• Element data from apps and pages
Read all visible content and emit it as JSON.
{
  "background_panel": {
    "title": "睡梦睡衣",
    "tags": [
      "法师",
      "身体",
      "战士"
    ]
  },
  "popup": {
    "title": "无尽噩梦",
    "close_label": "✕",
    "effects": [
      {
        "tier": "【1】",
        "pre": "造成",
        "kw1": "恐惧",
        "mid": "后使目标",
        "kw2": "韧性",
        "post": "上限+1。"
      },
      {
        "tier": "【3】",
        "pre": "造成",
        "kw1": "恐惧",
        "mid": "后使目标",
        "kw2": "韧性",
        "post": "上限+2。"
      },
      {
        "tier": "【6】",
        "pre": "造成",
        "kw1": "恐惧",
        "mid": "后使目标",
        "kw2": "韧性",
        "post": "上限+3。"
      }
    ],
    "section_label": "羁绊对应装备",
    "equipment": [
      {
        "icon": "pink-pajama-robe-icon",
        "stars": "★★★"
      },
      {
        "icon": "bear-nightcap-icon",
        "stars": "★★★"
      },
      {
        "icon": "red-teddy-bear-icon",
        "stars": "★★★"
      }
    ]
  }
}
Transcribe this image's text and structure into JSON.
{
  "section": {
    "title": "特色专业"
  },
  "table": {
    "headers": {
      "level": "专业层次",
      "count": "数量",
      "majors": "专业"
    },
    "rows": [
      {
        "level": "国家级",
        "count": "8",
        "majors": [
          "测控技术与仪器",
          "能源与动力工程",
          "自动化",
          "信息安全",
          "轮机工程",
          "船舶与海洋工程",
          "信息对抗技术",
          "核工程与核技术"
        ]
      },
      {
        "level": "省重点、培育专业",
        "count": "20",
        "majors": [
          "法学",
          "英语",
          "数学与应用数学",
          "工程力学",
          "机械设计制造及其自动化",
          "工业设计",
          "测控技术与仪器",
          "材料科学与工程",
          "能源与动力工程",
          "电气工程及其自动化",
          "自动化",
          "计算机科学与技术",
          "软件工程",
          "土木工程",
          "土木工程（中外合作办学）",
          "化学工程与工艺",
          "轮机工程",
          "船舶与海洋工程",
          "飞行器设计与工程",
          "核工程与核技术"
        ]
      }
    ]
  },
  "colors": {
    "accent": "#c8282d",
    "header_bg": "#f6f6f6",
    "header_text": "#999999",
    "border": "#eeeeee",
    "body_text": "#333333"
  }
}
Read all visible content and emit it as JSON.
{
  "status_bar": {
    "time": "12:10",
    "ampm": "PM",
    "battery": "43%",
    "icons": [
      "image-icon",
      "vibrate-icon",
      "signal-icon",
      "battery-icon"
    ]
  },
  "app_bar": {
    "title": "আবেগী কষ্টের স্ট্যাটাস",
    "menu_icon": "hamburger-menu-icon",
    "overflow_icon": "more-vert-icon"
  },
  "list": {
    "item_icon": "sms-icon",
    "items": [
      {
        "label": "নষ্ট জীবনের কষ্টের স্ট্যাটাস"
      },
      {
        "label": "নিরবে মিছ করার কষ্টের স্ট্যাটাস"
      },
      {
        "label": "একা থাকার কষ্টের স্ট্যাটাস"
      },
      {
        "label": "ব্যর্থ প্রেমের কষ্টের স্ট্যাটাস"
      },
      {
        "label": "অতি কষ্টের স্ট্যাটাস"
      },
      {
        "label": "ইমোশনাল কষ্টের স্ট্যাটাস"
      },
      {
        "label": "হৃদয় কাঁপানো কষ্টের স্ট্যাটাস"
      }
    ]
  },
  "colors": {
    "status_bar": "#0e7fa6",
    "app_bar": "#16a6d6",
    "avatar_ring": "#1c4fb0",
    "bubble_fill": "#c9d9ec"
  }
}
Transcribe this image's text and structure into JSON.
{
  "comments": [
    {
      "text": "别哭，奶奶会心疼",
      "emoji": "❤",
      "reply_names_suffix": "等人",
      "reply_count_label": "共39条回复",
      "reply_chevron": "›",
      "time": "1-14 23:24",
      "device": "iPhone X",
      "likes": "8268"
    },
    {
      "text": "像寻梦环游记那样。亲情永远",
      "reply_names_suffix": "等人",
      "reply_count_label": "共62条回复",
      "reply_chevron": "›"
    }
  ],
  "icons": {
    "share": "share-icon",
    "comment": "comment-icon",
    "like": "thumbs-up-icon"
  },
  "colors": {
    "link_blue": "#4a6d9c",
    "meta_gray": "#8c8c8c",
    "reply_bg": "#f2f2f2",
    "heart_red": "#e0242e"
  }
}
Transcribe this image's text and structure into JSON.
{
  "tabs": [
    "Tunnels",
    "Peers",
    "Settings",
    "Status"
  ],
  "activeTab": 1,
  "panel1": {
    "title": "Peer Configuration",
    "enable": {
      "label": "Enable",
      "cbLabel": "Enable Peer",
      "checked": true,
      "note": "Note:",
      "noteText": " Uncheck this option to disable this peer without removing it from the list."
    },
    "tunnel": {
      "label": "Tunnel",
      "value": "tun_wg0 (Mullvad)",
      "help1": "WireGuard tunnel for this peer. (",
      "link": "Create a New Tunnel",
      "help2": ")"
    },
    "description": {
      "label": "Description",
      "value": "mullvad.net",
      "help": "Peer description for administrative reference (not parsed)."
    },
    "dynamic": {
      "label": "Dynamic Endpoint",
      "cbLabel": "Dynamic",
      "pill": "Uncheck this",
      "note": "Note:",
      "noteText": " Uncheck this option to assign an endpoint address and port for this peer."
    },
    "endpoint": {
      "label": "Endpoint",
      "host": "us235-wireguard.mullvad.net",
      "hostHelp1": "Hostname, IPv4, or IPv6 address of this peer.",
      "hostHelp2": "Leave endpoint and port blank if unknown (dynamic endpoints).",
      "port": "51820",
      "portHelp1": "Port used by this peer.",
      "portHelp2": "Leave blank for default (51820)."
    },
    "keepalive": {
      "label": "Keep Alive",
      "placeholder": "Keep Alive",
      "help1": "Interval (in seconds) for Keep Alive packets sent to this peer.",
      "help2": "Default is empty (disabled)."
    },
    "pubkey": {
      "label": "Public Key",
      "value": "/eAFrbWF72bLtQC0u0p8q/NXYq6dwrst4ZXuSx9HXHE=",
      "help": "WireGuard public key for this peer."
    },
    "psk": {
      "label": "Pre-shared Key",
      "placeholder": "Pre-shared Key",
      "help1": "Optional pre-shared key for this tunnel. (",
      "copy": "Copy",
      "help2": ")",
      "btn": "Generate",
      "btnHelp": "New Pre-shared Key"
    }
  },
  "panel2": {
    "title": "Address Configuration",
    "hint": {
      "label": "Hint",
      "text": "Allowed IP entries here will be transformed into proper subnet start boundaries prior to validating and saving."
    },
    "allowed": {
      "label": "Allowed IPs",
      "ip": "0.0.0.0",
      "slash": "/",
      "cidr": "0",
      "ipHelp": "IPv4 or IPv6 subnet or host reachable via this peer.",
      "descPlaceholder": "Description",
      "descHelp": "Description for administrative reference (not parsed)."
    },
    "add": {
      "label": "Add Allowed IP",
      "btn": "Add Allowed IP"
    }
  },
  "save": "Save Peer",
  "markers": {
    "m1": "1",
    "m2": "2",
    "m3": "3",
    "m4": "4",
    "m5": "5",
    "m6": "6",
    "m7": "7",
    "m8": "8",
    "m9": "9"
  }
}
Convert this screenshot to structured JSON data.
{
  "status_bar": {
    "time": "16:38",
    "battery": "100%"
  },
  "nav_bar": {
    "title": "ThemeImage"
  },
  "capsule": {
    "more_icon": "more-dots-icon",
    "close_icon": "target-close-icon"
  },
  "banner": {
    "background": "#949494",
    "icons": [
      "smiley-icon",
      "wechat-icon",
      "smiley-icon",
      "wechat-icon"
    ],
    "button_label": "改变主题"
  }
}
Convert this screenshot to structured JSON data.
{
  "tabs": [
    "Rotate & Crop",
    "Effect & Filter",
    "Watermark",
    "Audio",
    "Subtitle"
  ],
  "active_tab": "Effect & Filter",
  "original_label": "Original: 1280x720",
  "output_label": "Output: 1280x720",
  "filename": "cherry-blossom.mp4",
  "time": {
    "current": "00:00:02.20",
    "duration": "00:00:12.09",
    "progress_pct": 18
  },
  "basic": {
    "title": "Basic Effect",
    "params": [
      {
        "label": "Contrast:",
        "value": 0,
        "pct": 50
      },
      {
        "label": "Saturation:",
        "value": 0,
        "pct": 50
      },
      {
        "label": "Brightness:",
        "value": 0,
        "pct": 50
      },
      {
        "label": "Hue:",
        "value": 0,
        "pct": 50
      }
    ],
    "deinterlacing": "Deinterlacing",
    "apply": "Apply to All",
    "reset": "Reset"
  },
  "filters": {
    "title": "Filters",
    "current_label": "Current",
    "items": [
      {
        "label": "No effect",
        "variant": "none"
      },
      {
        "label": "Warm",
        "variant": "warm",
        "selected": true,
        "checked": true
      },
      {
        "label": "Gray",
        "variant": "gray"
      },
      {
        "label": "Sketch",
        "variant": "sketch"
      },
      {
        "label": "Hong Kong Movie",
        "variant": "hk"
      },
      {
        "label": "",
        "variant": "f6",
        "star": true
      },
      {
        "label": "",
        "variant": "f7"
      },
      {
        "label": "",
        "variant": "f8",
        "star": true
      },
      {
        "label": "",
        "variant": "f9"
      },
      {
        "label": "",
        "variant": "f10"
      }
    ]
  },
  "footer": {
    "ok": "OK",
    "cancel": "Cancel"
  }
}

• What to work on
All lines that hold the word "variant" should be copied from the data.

• Task result
        "variant": "none"
        "variant": "warm",
        "variant": "gray"
        "variant": "sketch"
        "variant": "hk"
        "variant": "f6",
        "variant": "f7"
        "variant": "f8",
        "variant": "f9"
        "variant": "f10"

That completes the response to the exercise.